Shopee revokes Chinese engineer’s job offer right after he relocates for almost $10,000

Shopee revokes Chinese engineer’s job offer right after he relocates for almost $10,000Shopee revokes Chinese engineer’s job offer right after he relocates for almost $10,000
Bryan Ke
September 5, 2022
A Chinese engineer who allegedly spent nearly $10,000 to relocate to Singapore for a new job found himself and his family stuck in the country after his employer canceled his job offer at the last minute.
The 28-year-old man, only identified by the pseudonym Lingo, shared what happened to Singaporean media outlet Lianhe Zaobao. Speaking to the publication, Lingo said e-commerce company Shopee rescinded his job offer right after he reached Changi Airport in Singapore on Aug. 25.
He said that he had spent around 14,000 Singapore dollars (approximately $9,970) to relocate and that he was supposed to start working as an algorithm engineer at Shopee on Aug. 29.
The man also shared his story on WeChat under the username “Lin Ge goes to Nanyang.”
I landed with my wife and dog and was told my offer [from Shopee] was canceled while I was still at the airport,” he wrote.
Speaking to Mothership on Friday, Lingo said that he and his wife, who is staying in Singapore on a Dependent Pass, were staying at a hotel as they tried to look for jobs to mitigate the issue. He said the only thing they can do now is to focus on their future.
We have decided that it is best for us to focus on what’s ahead and devote our efforts to preparing for job interviews,” he said.
Lingo told Lianhe Zaobao that he first received a job offer from Shopee in September 2021, but because of the COVID-19 pandemic, his starting date as an algorithm engineer was pushed to this year.
He started preparing to relocate to Singapore back in May by applying for an Employment Pass. After hearing rumors that Shopee was canceling job offers, Lingo allegedly contacted the company multiple times to inquire about his status, and they purportedly told him there was “no problem with the offer.”

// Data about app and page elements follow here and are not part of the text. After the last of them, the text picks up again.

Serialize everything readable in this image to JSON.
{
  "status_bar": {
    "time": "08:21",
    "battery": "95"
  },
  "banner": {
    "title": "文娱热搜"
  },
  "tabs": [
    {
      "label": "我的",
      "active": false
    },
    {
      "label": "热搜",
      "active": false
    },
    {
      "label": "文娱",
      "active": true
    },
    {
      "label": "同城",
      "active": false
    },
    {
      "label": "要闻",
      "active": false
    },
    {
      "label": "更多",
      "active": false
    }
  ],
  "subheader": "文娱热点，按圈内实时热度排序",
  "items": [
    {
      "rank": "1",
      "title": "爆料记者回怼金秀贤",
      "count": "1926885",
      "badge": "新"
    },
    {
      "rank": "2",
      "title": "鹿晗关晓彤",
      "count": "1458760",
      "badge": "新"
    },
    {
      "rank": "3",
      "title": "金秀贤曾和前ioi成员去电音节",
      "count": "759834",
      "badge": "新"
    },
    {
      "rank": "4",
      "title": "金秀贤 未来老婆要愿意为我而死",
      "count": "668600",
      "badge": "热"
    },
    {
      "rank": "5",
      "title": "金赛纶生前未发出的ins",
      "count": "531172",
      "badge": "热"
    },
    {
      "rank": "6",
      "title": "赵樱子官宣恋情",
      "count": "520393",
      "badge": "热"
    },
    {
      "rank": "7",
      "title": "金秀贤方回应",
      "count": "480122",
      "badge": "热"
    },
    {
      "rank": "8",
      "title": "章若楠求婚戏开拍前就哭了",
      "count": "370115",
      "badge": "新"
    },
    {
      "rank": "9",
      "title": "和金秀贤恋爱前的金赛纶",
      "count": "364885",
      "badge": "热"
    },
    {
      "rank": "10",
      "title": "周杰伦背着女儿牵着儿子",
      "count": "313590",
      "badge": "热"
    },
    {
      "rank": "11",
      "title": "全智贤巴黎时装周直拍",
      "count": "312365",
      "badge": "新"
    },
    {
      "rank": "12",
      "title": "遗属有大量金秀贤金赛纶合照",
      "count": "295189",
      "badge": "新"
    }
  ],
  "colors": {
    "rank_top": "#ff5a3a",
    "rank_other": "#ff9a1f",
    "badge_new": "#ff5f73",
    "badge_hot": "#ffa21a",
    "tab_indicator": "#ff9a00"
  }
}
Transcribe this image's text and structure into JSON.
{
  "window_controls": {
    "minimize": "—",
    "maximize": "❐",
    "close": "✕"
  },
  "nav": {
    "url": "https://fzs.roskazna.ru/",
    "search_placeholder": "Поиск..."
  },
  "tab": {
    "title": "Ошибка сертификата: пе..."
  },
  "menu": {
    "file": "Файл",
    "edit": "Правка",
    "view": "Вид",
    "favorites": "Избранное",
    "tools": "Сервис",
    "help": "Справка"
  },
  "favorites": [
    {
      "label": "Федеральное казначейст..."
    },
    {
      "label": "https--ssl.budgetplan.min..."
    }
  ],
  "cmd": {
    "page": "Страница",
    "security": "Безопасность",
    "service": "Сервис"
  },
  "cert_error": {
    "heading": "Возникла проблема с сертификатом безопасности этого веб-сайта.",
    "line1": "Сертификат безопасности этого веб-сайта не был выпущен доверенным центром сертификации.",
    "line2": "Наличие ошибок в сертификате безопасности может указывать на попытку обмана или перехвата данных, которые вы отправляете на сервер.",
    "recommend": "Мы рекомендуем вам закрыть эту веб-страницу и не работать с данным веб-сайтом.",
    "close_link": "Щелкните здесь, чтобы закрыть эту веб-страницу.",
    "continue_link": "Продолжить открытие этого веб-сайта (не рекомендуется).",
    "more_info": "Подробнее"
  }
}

Lingo even recounted receiving a welcome email from Shopee the day before his flight on Aug. 25, detailing the instructions for his first day at his new job. 
“I have learned that until you start on your first day, nothing is guaranteed,” Lingo was quoted as saying.
Going back to three days ago, I might not have believed it,” he wrote on his WeChat account. “This WeChat official account was created on May 17, 2022, to share my life in Singapore and algorithm technology. But it turns out my first article is about my unemployment, job hunting and how to negotiate compensation.”
In a statement to South China Morning Post (SCMP), Sea Limited – the Tencent Holdings-backed company that owns Shopee – confirmed it had canceled some job offers in its tech division.
Due to adjustments to hiring plans on some tech teams, a number of roles at Shopee are no longer available. We are working closely to support those affected,” the statement read.
A source claiming to be close to the company who wished to remain anonymous also told SCMP that Shopee has offered compensation amounting to a month’s salary as well as travel expenses to those affected.
Sea Limited reported net losses amounting to $931.2 million in the second quarter of this year — about $497.5 million more than its reported loss from the same quarter last year at $433.7 million.
In addition to Lingo, other people have reported similar experiences with Shopee. Lingo told Lianhe Zabao that he had heard about an Indian man experienced a similar issue with the company. A user on Maimai, a China website similar to professional networking site LinkedIn, said they also had their offer canceled three days before starting their new job at Shopee. A Singaporean also shared a similar story on the social media and e-commerce platform Xiaohongshu. 
Since Lingo’s job offer was canceled before he could start working for Shopee, Singapore’s Ministry of Manpower (MOM) and the Tripartite Alliance for Fair and Progressive Employment Practices (TAFEP) explained that Singapore’s Employment Act does not apply to cases such as Lingo’s.
Featured Image via TheGreatSG’rean (CC BY-SA 4.0)
Share this Article
© 2024 NextShark, Inc. All rights reserved.